Solution Focus

An Emotional Differentiation Approach: a brain based way of working with young people.

The ideas used in this approach are sourced from the work of Milton Ericksson, Joe Griffin, Ivan Tyrell, John Bowlby, Daniel Siegel, Louise Bomber, Kate Cairns, Norman Doidge and Barbara Arrowsmith-Young amongst others. There is no claim to originality here but an approach that synthesises ideas into a way of working.

Emotional Differentiation is in its essence a Solution Focused approach. It fully acknowledges issues from the past that may have come about from experiencing significant insecure attachment, trauma, abuse, loss and neglect and that may manifest as significant issues around anxiety, fear, guilt, sadness, volatility and self-identity. It then asks the question, ‘What has this past experience done to a young person’s brain structures and how can we change that now?’ In asking this question we acknowledge modern advances in ideas from Neuroscience and in particular the ability of the brain to change, develop and ultimately heal itself.

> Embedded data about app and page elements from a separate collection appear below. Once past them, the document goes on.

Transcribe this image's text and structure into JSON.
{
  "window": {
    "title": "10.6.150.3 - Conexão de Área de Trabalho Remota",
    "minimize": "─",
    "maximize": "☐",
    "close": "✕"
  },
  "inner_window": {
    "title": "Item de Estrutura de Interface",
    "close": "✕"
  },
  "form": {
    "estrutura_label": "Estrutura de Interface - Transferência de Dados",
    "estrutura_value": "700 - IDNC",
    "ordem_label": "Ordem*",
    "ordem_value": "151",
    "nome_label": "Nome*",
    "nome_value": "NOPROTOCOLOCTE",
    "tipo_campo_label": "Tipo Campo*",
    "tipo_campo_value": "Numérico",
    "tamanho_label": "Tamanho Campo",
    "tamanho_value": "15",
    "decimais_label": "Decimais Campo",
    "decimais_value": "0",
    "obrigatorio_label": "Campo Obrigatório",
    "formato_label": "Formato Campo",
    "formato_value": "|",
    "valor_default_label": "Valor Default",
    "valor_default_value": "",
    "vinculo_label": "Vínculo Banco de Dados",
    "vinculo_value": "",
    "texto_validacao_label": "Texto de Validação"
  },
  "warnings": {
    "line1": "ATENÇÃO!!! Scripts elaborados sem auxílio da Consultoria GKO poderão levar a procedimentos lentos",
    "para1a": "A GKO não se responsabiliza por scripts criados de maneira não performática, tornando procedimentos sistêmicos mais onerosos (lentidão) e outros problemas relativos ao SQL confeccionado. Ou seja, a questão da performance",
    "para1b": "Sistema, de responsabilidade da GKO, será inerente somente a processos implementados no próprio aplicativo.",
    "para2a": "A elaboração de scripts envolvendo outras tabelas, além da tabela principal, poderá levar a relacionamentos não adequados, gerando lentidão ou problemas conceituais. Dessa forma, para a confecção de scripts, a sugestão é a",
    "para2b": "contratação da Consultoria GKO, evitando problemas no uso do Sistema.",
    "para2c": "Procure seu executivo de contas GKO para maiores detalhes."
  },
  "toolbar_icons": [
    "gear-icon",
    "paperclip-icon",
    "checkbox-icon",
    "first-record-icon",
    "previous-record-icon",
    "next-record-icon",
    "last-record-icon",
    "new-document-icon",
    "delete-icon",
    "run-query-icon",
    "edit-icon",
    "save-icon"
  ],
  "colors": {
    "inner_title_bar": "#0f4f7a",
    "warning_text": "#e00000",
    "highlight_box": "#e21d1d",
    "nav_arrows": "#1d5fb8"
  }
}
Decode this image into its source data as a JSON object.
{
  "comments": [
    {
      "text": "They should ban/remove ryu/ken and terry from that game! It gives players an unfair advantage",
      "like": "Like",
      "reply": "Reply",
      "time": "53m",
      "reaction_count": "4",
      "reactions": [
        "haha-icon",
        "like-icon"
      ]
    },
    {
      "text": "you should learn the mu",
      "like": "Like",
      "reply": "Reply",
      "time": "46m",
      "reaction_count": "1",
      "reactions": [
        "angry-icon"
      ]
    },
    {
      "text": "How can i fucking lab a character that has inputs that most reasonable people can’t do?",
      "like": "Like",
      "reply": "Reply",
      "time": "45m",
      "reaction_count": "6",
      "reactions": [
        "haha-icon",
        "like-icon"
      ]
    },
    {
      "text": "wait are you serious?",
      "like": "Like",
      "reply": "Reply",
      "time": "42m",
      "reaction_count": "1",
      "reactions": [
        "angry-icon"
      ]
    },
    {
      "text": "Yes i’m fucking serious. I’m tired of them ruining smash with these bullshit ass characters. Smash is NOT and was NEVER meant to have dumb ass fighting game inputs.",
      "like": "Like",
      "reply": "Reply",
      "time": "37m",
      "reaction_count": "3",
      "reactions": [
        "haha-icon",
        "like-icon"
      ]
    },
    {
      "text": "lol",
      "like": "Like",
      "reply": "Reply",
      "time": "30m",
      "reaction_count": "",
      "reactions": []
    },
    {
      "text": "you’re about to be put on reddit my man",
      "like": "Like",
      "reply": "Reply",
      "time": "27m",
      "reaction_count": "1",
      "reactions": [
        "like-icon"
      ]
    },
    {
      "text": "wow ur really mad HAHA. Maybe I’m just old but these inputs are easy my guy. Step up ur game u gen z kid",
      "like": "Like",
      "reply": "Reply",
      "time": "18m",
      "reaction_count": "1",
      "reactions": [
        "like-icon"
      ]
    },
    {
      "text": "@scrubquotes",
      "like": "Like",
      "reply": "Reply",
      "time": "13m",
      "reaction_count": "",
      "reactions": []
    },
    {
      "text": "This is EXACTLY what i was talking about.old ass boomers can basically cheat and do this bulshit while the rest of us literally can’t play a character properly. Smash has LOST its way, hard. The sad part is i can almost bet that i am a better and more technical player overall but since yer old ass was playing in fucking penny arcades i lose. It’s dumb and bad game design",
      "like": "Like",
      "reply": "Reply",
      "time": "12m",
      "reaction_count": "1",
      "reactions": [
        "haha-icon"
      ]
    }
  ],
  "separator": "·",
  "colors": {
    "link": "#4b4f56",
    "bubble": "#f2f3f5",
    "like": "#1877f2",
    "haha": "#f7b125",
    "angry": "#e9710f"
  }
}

To change brain structures we need to do two things:

  • Dampen the existing brain structures that are causing issues – for example, excessive emotional arousal and excessive emotional need;
  • Create and strengthen new or better brain structures – for example, the ability to problem-solve.

Daniel Siegel in particular identifies three overarching emotional brain issues as:

  • Integration and balance between the upper and lower brain systems;
  • Integration and balance between the brain hemispheres;
  • Integration and balance between implicit and explicit memory systems.

The approach we take finds ‘Emotional Differentiation’ in the everyday and every moment – strategies and approaches can come from anywhere and everywhere. In this sense it is also an approach that is modelled around ideas of a Therapeutic Milieu and indeed the pioneering work of Milton Eriksson. It provides both a coherent model for introducing a wide range of simple strategies and for organising them around a young person’s emotional needs. It provides strong planning tools that allow reflective practice around strong evidence. It sits comfortably within ideas from Social Pedagogy theory and is ultimately driven by the progress being made by the child in observable actions, states and behaviours.

Key ways of working

  • We use a scaling and checklist of Emotional Needs to identify which emotional needs in the young person are ‘hot’ – for example, feeling secure; feeling that there is personal autonomy in a situation.
  • We use a scaling and checklist of the young person’s identified behaviours – as a window into indicating emotional need.
  • We provide a framework and checklist for a range of existing strategies plus new ones decided in partnership and implemented around meeting these key emotional needs.
  • We provide a framework and checklist for a range of strategies and approaches that identify ‘directions’ in which the brain needs to be grown and how to do this.
  • Our strategies are in and from the everyday. They can happen all and anytime.
  • They provide all staff with organising ideas that are focussed on meeting underlying emotional needs and so changing and developing appropriate behaviour from this viewpoint.

Ultimately the aim of our approach is to ensure the young person feels safe and secure in themselves as she develops in a holistic way emotionally, ready to move on – whether that is a return to family, or a less intensive placement and integration into society. As the young person recovers and discovers balance and integration in her brain systems so will they grow and develop as individuals, increasingly embracing positive outcomes. Emotional Differentiation can be applied anywhere where adults have the skill and willingness to do so. It can support family and foster placements.